Henry admitted after the narrow 8-7 victory over France in the final that he had “found inner peace” with the New Zealand public following calls for him to be removed from his job during his side’s disastrous World Cup campaign in 2007, and now the former Wales and British and Irish Lions head coach has confirmed what most had believes, that he would be stepping down after eight years and 103 test matches.

Henry singled out both Richie McCaw and former captain Tana Umaga for special praise during his resignation speech, while adding that he had simply “had enough” of the job of leading the team that free bets ( had backed for years to win the World Cup but failed to do so.

His family were also included in the list of thanks, before Henry added that he was “extremely proud” of his squad and that they have left a “special legacy” behind for future All Blacks to follow.

Henry had hinted earlier in the week that he would be tempted by a job offer with England, although it is unlikely to be in place of current head coach Martin Johnson, who finds his position under pressure following a poor World Cup showing, but instead working with young players in a development role.

Yes, I would talk to the RFU, sure,” Henry told the Daily Telegraph.
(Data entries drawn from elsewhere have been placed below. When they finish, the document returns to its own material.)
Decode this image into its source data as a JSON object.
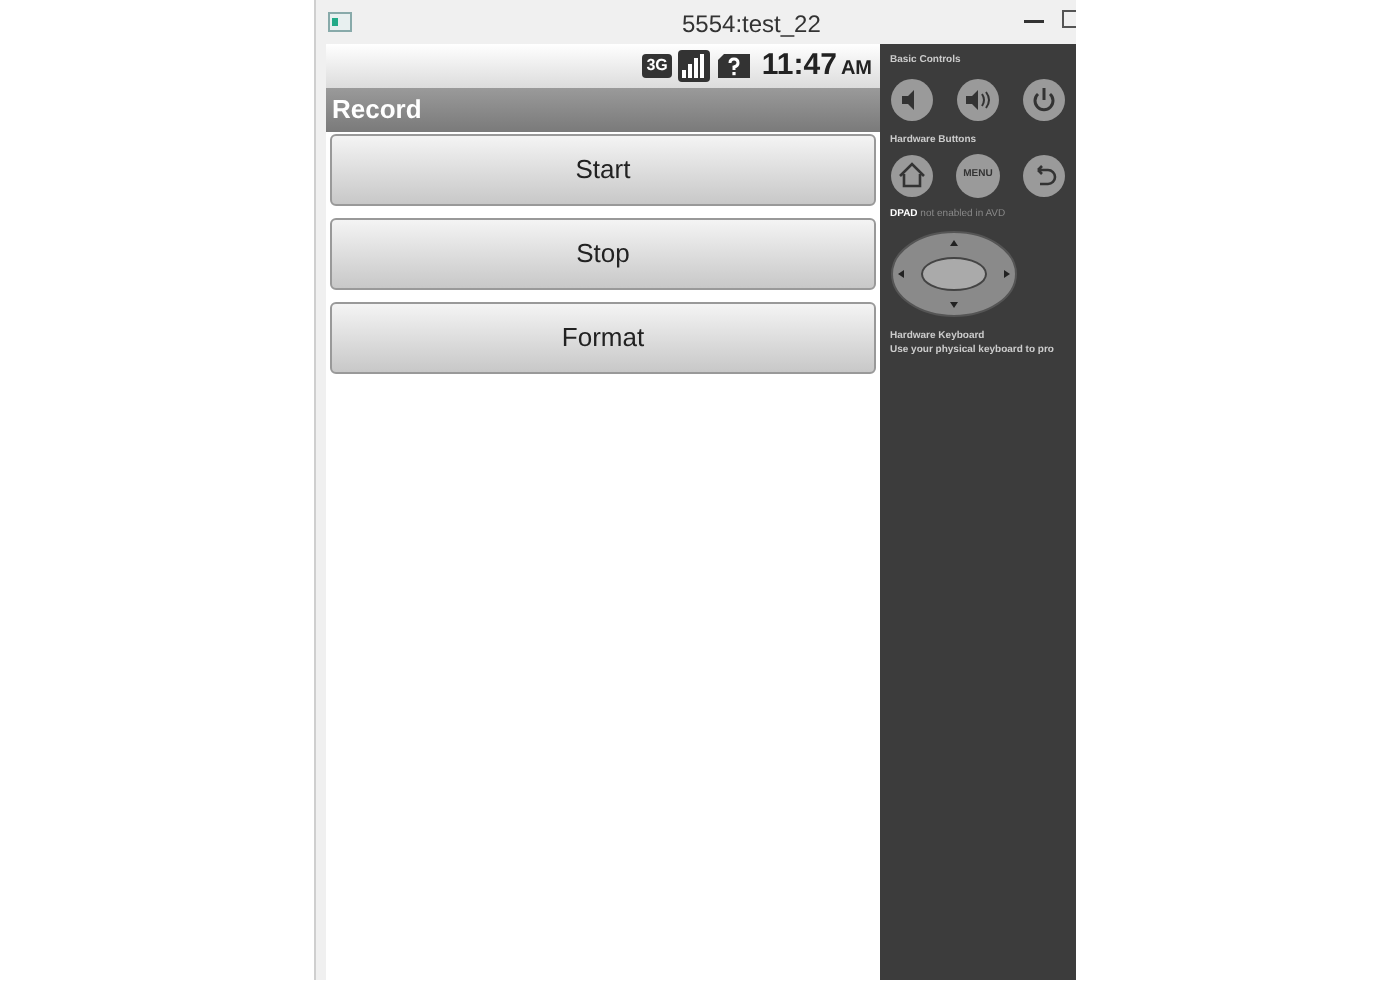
{
  "window": {
    "title": "5554:test_22"
  },
  "status_bar": {
    "network": "3G",
    "time": "11:47",
    "ampm": "AM"
  },
  "app": {
    "title": "Record",
    "buttons": [
      "Start",
      "Stop",
      "Format"
    ]
  },
  "controls": {
    "basic_label": "Basic Controls",
    "hardware_label": "Hardware Buttons",
    "menu_key": "MENU",
    "dpad_note": "**DPAD** not enabled in AVD",
    "keyboard_label": "Hardware Keyboard",
    "keyboard_note": "Use your physical keyboard to pro"
  }
}
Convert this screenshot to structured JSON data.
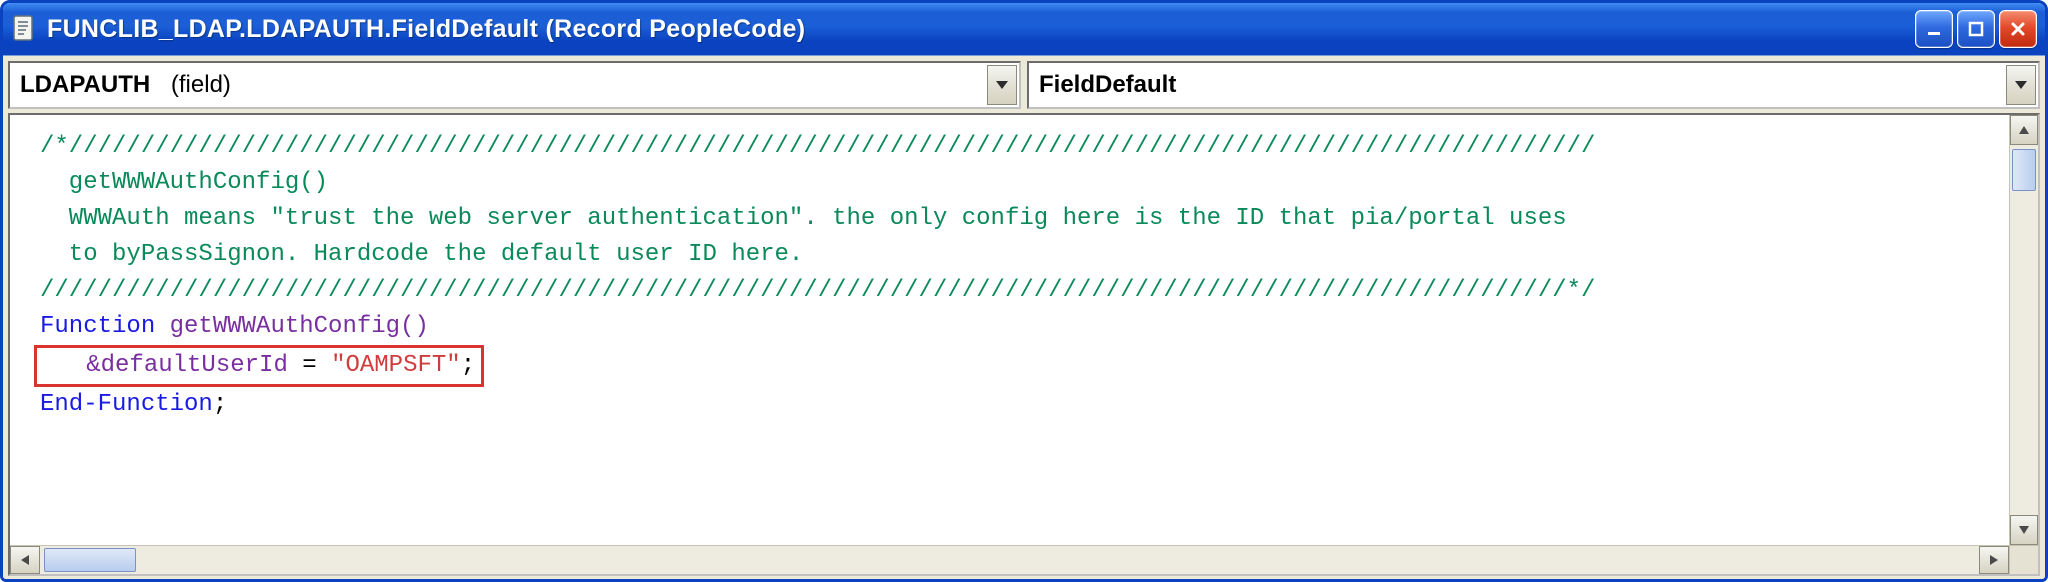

I couldn’t just not do anything. I would love to help other people.”

“I’m particularly proud about the environment created in this All Blacks team. I would love to work in coach development, player development, environmental development, cultural development of a group of people. I’m passionate about that.” he added.

Former South Africa head coach is amongst the free bet favourites to take over Henry’s job.